### Data in this exercise
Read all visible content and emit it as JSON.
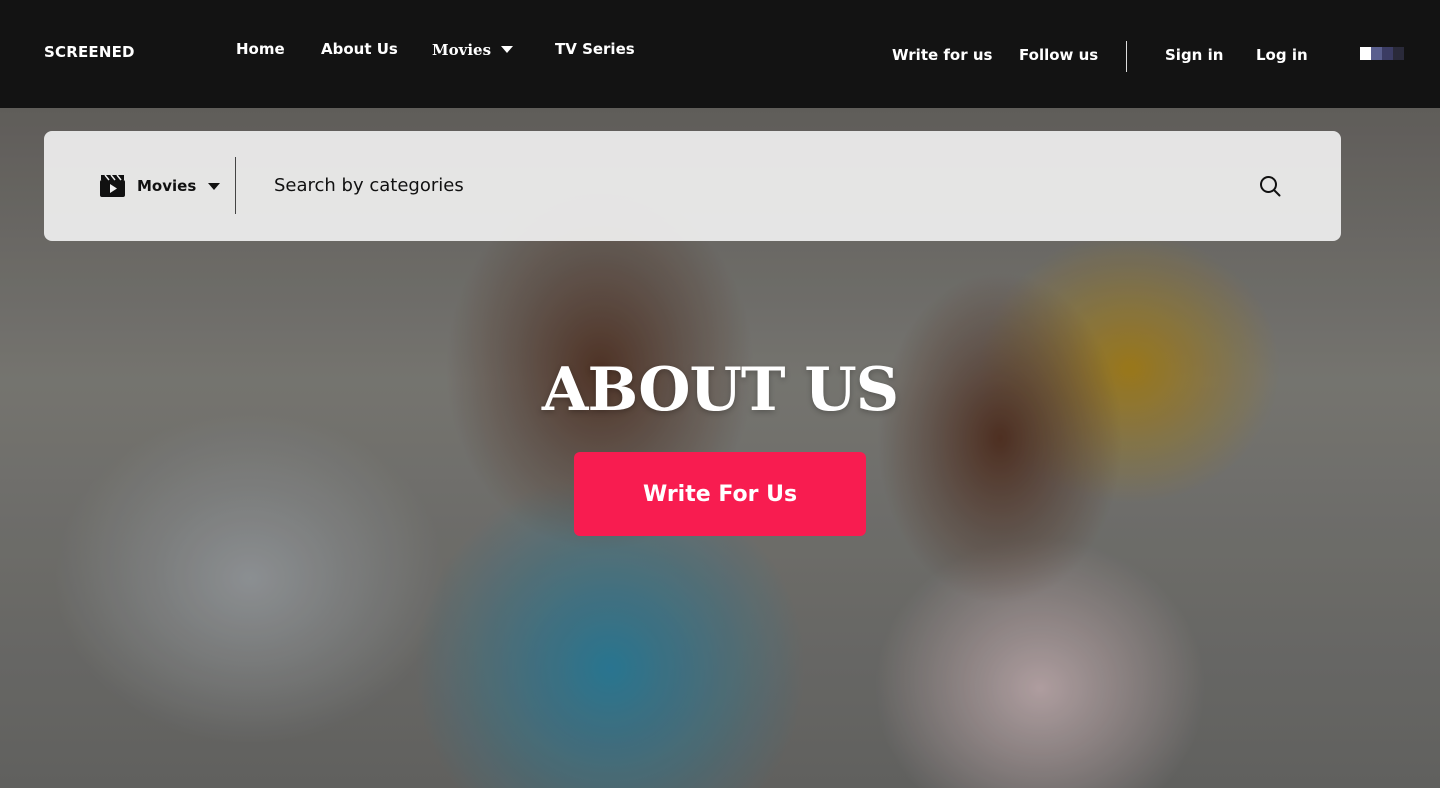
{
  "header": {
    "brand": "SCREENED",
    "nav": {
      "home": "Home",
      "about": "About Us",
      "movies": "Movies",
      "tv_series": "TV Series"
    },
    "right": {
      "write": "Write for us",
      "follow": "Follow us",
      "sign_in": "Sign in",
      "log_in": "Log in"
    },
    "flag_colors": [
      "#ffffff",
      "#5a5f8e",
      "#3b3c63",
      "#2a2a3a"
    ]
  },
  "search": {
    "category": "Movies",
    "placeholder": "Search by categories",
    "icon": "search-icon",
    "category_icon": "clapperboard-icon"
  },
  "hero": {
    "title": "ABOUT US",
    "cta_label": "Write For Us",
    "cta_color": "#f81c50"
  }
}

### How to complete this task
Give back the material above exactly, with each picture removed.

### Output of the task
Read all visible content and emit it as JSON.
{
  "header": {
    "brand": "SCREENED",
    "nav": {
      "home": "Home",
      "about": "About Us",
      "movies": "Movies",
      "tv_series": "TV Series"
    },
    "right": {
      "write": "Write for us",
      "follow": "Follow us",
      "sign_in": "Sign in",
      "log_in": "Log in"
    },
    "flag_colors": [
      "#ffffff",
      "#5a5f8e",
      "#3b3c63",
      "#2a2a3a"
    ]
  },
  "search": {
    "category": "Movies",
    "placeholder": "Search by categories",
    "icon": "search-icon",
    "category_icon": "clapperboard-icon"
  },
  "hero": {
    "title": "ABOUT US",
    "cta_label": "Write For Us",
    "cta_color": "#f81c50"
  }
}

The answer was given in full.